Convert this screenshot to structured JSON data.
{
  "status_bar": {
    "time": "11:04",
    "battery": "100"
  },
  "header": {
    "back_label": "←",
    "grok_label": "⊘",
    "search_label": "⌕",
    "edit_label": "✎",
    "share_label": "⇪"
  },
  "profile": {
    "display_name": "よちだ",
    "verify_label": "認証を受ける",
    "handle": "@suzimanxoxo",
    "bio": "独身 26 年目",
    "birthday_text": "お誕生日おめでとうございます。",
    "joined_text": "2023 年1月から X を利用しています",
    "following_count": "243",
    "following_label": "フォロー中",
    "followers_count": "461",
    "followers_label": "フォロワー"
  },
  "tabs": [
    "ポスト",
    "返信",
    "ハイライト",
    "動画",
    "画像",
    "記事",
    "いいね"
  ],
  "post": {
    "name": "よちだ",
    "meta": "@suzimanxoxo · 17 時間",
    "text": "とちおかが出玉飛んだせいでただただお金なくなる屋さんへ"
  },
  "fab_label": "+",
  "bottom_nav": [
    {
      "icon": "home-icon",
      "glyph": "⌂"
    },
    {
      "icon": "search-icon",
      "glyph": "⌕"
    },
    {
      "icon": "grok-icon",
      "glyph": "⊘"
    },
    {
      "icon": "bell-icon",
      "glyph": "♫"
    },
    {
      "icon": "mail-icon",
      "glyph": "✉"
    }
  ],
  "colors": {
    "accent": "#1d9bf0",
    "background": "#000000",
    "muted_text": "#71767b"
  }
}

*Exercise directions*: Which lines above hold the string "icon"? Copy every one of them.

*Response box*:
      "icon": "home-icon",
      "icon": "search-icon",
      "icon": "grok-icon",
      "icon": "bell-icon",
      "icon": "mail-icon",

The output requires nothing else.